Babies with genetic disorders can now have their whole genome screened in just two days, an improvement that could help physicians quickly solve harrowing medical mysteries, according to a report this week (October 3) in Science Translational Medicine.
Approximately one third of the newborns admitted to neonatal intensive care units have a genetic disease, but at the moment it’s difficult to pinpoint the root causes of their symptoms. Available clinical tests can detect only some of the 3,500 known monogenic disorders, and although whole genome sequencing could do the job, it has always been too expensive and time-consuming to be suitable for use in the hospital.
Now, researchers at Children’s Mercy Hospital in Kansas City, Missouri, have developed a streamlined diagnosis system designed for physicians. Here’s how it works. Physicians select descriptions of symptoms from a drop-down menu, from which software compiles a list of potentially suspect genes. Once the genome has been sequenced—using a new machine from Illumina that takes 25 hours to read one genome—the software automatically analyses mutations in those genes to generate a list of potential causes. The whole process takes 50 hours, and costs $13,500 per child.
When researchers used the tool to analyse the genomes of 5 children with undiagnosed diseases, it found definite or likely causative mutations in four of them, though none affected treatment decisions.

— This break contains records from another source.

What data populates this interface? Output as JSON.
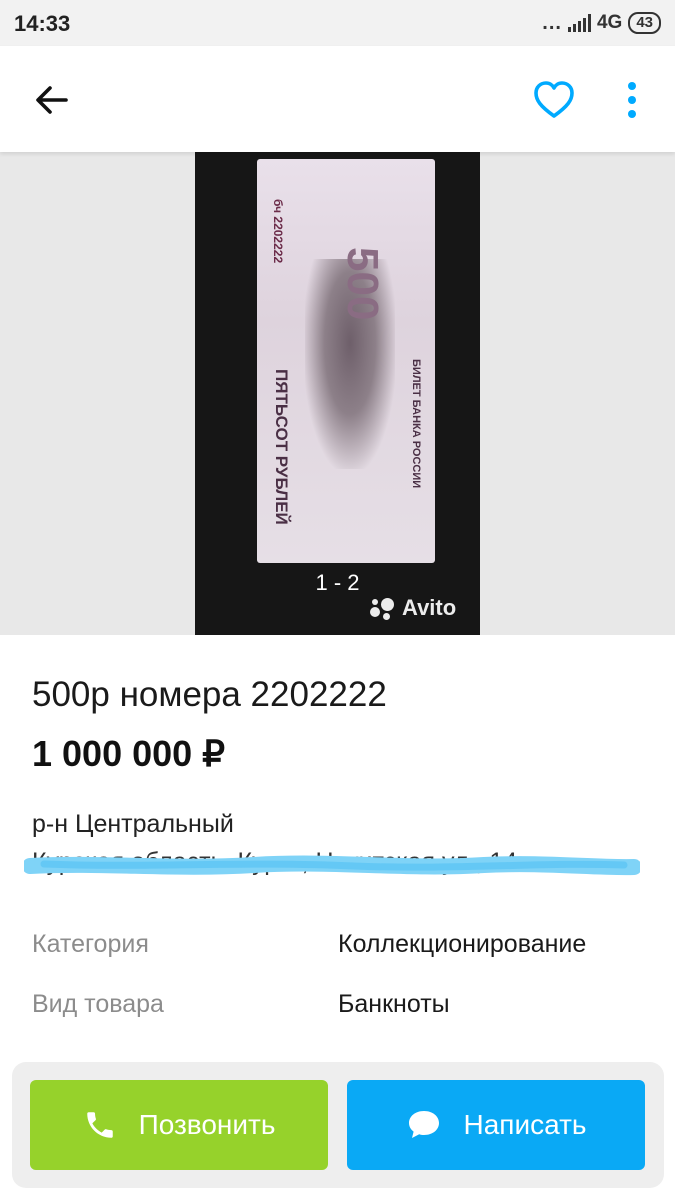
{
  "status_bar": {
    "time": "14:33",
    "more": "...",
    "network": "4G",
    "battery": "43"
  },
  "toolbar": {
    "back_icon": "arrow-left-icon",
    "favorite_icon": "heart-icon",
    "more_icon": "more-vertical-icon",
    "accent_color": "#00AAFF"
  },
  "gallery": {
    "counter": "1 - 2",
    "watermark": "Avito",
    "photo_text": {
      "denomination": "500",
      "serial": "бч 2202222",
      "bank": "БИЛЕТ БАНКА РОССИИ",
      "words": "ПЯТЬСОТ РУБЛЕЙ"
    }
  },
  "listing": {
    "title": "500р номера 2202222",
    "price": "1 000 000 ₽",
    "district": "р-н Центральный",
    "address": "Курская область, Курск, Никитская ул., 14"
  },
  "specs": [
    {
      "label": "Категория",
      "value": "Коллекционирование"
    },
    {
      "label": "Вид товара",
      "value": "Банкноты"
    }
  ],
  "actions": {
    "call_label": "Позвонить",
    "call_color": "#96D22B",
    "message_label": "Написать",
    "message_color": "#0AA9F5"
  }
}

Elizabeth Worthey, a genomic scientist at the Medical College of Wisconsin in Milwaukee, predicts that many hospitals will find ways to use sequencing technologies to diagnose seriously ill babies. “All pretty big medical centers will be considering whether they can implement this within the next year,” she told Nature.